======== DATA SUPPLIED

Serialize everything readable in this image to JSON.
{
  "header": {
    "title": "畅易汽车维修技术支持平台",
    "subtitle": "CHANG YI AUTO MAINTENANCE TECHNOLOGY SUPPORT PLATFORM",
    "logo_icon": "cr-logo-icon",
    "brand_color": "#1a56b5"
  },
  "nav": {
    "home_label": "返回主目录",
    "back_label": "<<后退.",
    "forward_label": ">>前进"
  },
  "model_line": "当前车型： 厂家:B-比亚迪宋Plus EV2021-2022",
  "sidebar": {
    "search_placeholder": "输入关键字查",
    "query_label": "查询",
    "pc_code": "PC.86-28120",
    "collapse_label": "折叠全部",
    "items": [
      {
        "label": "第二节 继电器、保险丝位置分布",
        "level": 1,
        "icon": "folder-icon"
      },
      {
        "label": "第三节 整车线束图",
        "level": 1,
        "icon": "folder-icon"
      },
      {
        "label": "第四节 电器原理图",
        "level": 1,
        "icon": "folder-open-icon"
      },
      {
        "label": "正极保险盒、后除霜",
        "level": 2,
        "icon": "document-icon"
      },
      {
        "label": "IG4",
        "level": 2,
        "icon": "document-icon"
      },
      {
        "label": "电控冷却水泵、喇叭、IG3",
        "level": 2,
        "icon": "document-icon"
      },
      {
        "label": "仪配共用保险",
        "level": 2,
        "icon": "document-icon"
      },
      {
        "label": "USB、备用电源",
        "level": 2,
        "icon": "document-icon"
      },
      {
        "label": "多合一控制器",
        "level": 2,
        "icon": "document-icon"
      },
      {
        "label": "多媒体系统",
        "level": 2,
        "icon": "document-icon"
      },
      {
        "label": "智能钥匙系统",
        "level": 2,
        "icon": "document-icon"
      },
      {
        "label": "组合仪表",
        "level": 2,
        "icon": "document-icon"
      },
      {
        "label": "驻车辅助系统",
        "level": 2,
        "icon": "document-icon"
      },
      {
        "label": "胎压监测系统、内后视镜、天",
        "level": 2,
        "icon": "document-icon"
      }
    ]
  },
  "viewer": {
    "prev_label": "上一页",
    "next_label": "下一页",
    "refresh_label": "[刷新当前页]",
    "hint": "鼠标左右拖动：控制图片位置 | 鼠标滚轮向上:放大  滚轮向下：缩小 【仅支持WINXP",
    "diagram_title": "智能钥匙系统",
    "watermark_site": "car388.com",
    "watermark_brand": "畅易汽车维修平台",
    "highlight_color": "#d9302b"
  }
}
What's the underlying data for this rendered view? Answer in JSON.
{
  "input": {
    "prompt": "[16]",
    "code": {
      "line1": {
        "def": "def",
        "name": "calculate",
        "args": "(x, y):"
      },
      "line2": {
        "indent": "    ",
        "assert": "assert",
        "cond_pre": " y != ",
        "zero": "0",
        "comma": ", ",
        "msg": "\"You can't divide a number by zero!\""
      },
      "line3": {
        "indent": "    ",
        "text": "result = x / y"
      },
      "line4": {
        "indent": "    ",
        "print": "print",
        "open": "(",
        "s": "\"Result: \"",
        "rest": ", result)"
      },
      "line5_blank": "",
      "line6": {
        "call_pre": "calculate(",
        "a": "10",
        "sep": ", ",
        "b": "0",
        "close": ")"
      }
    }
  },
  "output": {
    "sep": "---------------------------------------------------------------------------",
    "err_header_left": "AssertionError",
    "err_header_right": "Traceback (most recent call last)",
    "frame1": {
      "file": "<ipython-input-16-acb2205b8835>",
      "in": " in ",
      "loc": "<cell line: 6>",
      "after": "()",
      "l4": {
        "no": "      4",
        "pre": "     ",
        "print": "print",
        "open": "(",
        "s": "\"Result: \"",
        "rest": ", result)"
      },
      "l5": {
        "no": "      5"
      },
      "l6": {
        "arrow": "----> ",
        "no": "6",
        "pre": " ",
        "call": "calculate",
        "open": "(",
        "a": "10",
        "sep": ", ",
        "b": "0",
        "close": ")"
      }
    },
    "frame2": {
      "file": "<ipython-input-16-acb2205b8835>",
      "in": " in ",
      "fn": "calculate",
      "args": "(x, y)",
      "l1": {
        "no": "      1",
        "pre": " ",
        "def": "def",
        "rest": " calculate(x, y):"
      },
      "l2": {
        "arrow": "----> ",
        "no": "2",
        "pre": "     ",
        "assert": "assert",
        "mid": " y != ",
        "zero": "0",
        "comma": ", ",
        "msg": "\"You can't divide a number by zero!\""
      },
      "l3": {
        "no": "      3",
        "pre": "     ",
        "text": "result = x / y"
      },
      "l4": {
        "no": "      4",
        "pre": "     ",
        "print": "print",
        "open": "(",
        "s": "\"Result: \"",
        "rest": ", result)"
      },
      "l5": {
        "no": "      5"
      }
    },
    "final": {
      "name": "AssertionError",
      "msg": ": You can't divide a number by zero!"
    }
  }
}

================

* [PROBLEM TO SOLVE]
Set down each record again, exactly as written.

* [OUTPUT FOR THIS EXERCISE]
Serialize everything readable in this image to JSON.
{
  "header": {
    "title": "畅易汽车维修技术支持平台",
    "subtitle": "CHANG YI AUTO MAINTENANCE TECHNOLOGY SUPPORT PLATFORM",
    "logo_icon": "cr-logo-icon",
    "brand_color": "#1a56b5"
  },
  "nav": {
    "home_label": "返回主目录",
    "back_label": "<<后退.",
    "forward_label": ">>前进"
  },
  "model_line": "当前车型： 厂家:B-比亚迪宋Plus EV2021-2022",
  "sidebar": {
    "search_placeholder": "输入关键字查",
    "query_label": "查询",
    "pc_code": "PC.86-28120",
    "collapse_label": "折叠全部",
    "items": [
      {
        "label": "第二节 继电器、保险丝位置分布",
        "level": 1,
        "icon": "folder-icon"
      },
      {
        "label": "第三节 整车线束图",
        "level": 1,
        "icon": "folder-icon"
      },
      {
        "label": "第四节 电器原理图",
        "level": 1,
        "icon": "folder-open-icon"
      },
      {
        "label": "正极保险盒、后除霜",
        "level": 2,
        "icon": "document-icon"
      },
      {
        "label": "IG4",
        "level": 2,
        "icon": "document-icon"
      },
      {
        "label": "电控冷却水泵、喇叭、IG3",
        "level": 2,
        "icon": "document-icon"
      },
      {
        "label": "仪配共用保险",
        "level": 2,
        "icon": "document-icon"
      },
      {
        "label": "USB、备用电源",
        "level": 2,
        "icon": "document-icon"
      },
      {
        "label": "多合一控制器",
        "level": 2,
        "icon": "document-icon"
      },
      {
        "label": "多媒体系统",
        "level": 2,
        "icon": "document-icon"
      },
      {
        "label": "智能钥匙系统",
        "level": 2,
        "icon": "document-icon"
      },
      {
        "label": "组合仪表",
        "level": 2,
        "icon": "document-icon"
      },
      {
        "label": "驻车辅助系统",
        "level": 2,
        "icon": "document-icon"
      },
      {
        "label": "胎压监测系统、内后视镜、天",
        "level": 2,
        "icon": "document-icon"
      }
    ]
  },
  "viewer": {
    "prev_label": "上一页",
    "next_label": "下一页",
    "refresh_label": "[刷新当前页]",
    "hint": "鼠标左右拖动：控制图片位置 | 鼠标滚轮向上:放大  滚轮向下：缩小 【仅支持WINXP",
    "diagram_title": "智能钥匙系统",
    "watermark_site": "car388.com",
    "watermark_brand": "畅易汽车维修平台",
    "highlight_color": "#d9302b"
  }
}
What's the underlying data for this rendered view? Answer in JSON.
{
  "input": {
    "prompt": "[16]",
    "code": {
      "line1": {
        "def": "def",
        "name": "calculate",
        "args": "(x, y):"
      },
      "line2": {
        "indent": "    ",
        "assert": "assert",
        "cond_pre": " y != ",
        "zero": "0",
        "comma": ", ",
        "msg": "\"You can't divide a number by zero!\""
      },
      "line3": {
        "indent": "    ",
        "text": "result = x / y"
      },
      "line4": {
        "indent": "    ",
        "print": "print",
        "open": "(",
        "s": "\"Result: \"",
        "rest": ", result)"
      },
      "line5_blank": "",
      "line6": {
        "call_pre": "calculate(",
        "a": "10",
        "sep": ", ",
        "b": "0",
        "close": ")"
      }
    }
  },
  "output": {
    "sep": "---------------------------------------------------------------------------",
    "err_header_left": "AssertionError",
    "err_header_right": "Traceback (most recent call last)",
    "frame1": {
      "file": "<ipython-input-16-acb2205b8835>",
      "in": " in ",
      "loc": "<cell line: 6>",
      "after": "()",
      "l4": {
        "no": "      4",
        "pre": "     ",
        "print": "print",
        "open": "(",
        "s": "\"Result: \"",
        "rest": ", result)"
      },
      "l5": {
        "no": "      5"
      },
      "l6": {
        "arrow": "----> ",
        "no": "6",
        "pre": " ",
        "call": "calculate",
        "open": "(",
        "a": "10",
        "sep": ", ",
        "b": "0",
        "close": ")"
      }
    },
    "frame2": {
      "file": "<ipython-input-16-acb2205b8835>",
      "in": " in ",
      "fn": "calculate",
      "args": "(x, y)",
      "l1": {
        "no": "      1",
        "pre": " ",
        "def": "def",
        "rest": " calculate(x, y):"
      },
      "l2": {
        "arrow": "----> ",
        "no": "2",
        "pre": "     ",
        "assert": "assert",
        "mid": " y != ",
        "zero": "0",
        "comma": ", ",
        "msg": "\"You can't divide a number by zero!\""
      },
      "l3": {
        "no": "      3",
        "pre": "     ",
        "text": "result = x / y"
      },
      "l4": {
        "no": "      4",
        "pre": "     ",
        "print": "print",
        "open": "(",
        "s": "\"Result: \"",
        "rest": ", result)"
      },
      "l5": {
        "no": "      5"
      }
    },
    "final": {
      "name": "AssertionError",
      "msg": ": You can't divide a number by zero!"
    }
  }
}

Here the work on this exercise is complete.